Find the word "JSON" in the data, then copy each line where it is found.
STORED DATA START
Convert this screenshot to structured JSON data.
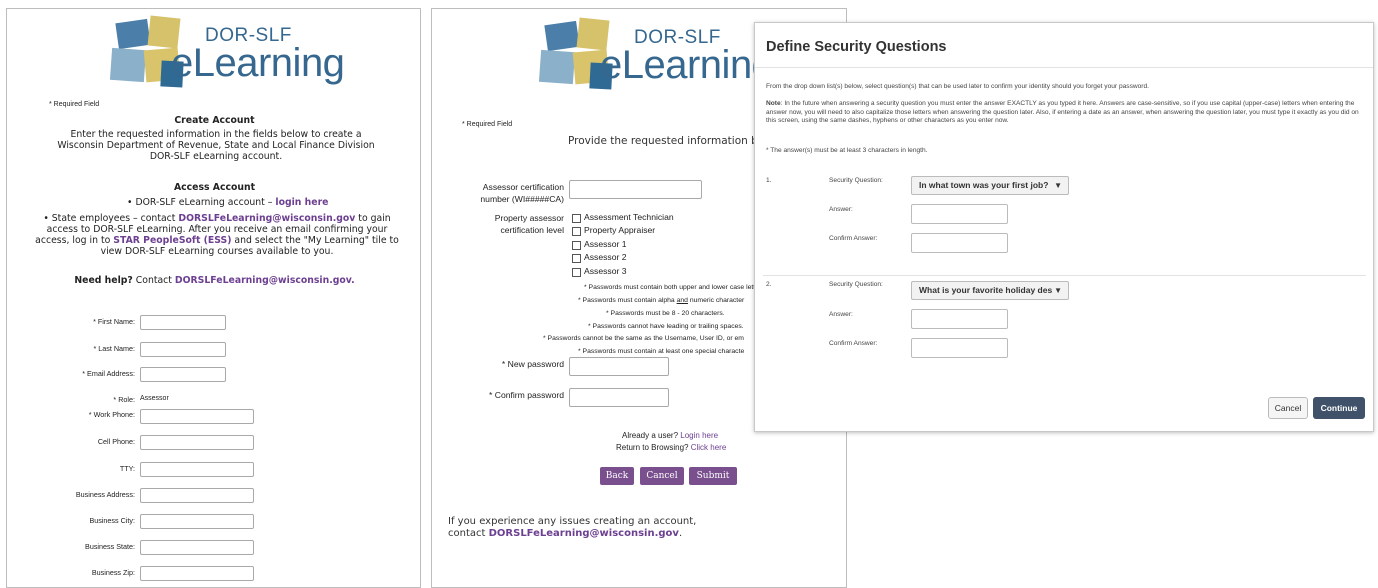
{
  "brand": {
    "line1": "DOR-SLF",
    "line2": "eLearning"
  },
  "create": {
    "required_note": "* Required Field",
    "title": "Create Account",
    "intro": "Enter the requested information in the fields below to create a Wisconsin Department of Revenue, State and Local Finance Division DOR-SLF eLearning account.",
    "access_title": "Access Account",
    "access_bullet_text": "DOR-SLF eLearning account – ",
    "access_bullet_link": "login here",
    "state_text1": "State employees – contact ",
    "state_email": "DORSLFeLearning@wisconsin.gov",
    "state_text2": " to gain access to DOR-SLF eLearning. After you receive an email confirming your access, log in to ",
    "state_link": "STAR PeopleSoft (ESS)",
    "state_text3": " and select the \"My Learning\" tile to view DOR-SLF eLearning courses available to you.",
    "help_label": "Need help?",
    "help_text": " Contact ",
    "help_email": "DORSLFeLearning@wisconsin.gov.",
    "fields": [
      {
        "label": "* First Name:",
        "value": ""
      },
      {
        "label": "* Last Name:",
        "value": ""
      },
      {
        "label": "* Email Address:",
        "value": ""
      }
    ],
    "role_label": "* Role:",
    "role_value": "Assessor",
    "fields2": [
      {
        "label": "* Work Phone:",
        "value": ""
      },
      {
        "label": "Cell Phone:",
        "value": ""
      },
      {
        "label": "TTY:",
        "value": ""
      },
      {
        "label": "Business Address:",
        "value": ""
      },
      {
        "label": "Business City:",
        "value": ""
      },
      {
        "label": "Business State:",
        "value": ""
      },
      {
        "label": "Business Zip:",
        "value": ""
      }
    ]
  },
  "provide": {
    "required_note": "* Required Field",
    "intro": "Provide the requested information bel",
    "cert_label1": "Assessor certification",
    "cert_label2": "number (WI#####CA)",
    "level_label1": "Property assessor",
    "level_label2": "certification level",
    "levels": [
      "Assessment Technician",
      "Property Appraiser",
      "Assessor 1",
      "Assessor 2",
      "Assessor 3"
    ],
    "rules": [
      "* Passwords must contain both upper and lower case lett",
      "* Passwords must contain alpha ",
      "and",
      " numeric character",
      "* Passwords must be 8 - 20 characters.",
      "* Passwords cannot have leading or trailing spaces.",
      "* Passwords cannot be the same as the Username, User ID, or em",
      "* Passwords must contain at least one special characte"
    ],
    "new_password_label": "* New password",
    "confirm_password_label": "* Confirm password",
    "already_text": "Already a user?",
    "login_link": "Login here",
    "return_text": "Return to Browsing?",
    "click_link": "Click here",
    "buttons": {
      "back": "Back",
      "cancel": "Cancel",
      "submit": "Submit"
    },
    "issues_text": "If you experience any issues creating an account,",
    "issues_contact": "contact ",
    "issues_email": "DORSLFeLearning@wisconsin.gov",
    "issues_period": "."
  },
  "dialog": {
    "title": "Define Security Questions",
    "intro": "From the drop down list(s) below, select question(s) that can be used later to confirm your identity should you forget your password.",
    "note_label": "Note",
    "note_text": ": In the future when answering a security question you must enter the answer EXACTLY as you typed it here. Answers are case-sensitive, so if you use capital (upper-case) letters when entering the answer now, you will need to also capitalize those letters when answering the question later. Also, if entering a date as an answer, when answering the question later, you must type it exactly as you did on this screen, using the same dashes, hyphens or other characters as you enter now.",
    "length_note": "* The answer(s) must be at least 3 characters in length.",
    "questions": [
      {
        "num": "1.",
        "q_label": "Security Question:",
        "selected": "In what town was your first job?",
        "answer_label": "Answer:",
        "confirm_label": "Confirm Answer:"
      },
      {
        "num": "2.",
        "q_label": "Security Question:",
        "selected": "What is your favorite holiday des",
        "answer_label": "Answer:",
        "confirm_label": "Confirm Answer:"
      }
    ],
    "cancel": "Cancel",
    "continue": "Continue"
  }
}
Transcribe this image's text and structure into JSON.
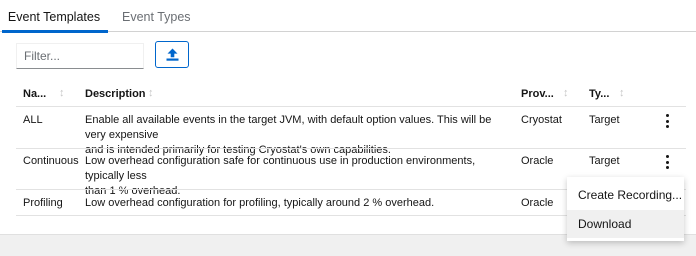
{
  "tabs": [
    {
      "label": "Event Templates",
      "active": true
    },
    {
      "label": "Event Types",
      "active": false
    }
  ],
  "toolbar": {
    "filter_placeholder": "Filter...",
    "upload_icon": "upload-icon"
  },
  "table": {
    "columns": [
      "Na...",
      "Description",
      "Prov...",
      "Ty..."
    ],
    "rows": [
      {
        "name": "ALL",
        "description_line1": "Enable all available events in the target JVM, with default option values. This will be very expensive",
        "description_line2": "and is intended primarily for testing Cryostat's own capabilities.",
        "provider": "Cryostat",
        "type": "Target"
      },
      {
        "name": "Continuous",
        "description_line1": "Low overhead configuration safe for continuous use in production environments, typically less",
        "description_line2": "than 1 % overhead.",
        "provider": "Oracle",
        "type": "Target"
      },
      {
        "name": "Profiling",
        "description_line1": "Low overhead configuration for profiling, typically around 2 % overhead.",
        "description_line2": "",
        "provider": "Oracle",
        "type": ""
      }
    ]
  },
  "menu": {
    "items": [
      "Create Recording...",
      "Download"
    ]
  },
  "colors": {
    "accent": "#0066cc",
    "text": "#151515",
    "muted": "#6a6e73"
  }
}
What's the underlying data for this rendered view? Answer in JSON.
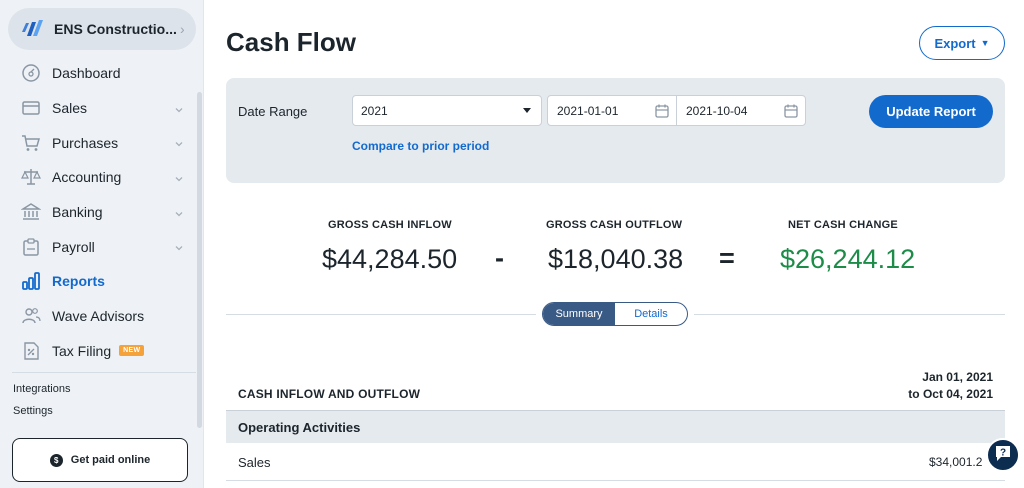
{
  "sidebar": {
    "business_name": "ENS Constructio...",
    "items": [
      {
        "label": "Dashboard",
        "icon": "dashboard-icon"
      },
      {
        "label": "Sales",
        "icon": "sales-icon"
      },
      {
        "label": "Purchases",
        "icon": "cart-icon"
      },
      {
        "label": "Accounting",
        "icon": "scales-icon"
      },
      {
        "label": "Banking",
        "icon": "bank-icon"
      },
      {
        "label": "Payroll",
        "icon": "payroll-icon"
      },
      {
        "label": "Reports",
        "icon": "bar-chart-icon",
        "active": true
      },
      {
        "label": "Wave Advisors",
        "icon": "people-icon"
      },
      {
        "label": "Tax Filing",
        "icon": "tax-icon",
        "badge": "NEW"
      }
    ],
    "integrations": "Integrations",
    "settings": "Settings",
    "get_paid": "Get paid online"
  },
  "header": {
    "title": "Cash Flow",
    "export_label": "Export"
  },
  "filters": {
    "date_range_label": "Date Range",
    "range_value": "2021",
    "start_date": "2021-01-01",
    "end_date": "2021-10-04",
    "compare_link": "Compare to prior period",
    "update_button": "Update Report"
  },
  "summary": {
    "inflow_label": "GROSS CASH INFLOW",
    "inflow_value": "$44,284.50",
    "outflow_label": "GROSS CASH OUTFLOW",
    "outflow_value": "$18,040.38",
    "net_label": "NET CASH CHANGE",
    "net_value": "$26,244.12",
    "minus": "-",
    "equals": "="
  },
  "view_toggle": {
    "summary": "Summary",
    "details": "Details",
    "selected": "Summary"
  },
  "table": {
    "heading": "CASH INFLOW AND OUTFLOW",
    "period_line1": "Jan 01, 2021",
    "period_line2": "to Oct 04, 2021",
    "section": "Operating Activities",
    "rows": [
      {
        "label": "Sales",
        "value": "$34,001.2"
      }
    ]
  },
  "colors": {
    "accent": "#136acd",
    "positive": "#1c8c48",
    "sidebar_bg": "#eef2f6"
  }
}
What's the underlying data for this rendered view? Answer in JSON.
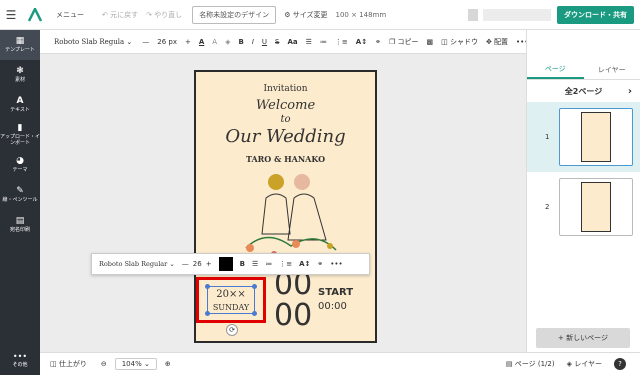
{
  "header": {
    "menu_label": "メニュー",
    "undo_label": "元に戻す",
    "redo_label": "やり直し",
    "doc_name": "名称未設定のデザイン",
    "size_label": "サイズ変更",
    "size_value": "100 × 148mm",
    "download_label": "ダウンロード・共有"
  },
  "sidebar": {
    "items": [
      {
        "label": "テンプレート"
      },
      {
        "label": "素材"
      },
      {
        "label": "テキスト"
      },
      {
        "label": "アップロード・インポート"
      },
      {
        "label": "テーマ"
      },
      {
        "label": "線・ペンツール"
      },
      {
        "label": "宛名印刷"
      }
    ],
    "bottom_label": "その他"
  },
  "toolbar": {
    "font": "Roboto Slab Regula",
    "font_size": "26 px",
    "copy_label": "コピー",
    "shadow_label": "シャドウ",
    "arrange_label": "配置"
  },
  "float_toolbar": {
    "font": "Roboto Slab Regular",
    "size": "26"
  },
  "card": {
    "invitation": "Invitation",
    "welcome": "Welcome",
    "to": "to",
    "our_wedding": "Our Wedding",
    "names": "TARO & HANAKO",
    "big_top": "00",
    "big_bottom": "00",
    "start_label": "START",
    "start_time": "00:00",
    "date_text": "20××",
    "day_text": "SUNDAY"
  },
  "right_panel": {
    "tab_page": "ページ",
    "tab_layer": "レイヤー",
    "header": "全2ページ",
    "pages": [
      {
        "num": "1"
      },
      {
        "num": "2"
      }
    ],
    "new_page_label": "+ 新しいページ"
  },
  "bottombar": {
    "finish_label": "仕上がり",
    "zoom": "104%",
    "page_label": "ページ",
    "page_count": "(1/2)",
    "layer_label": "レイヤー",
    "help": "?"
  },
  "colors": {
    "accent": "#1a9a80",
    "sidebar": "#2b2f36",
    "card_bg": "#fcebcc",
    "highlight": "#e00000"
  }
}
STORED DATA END
--- RESPONSE ---
Convert this screenshot to structured JSON data.
Transcribe this image's text and structure into JSON.
What's the underlying data for this rendered view? Answer in JSON.
What's the underlying data for this rendered view? Answer in JSON.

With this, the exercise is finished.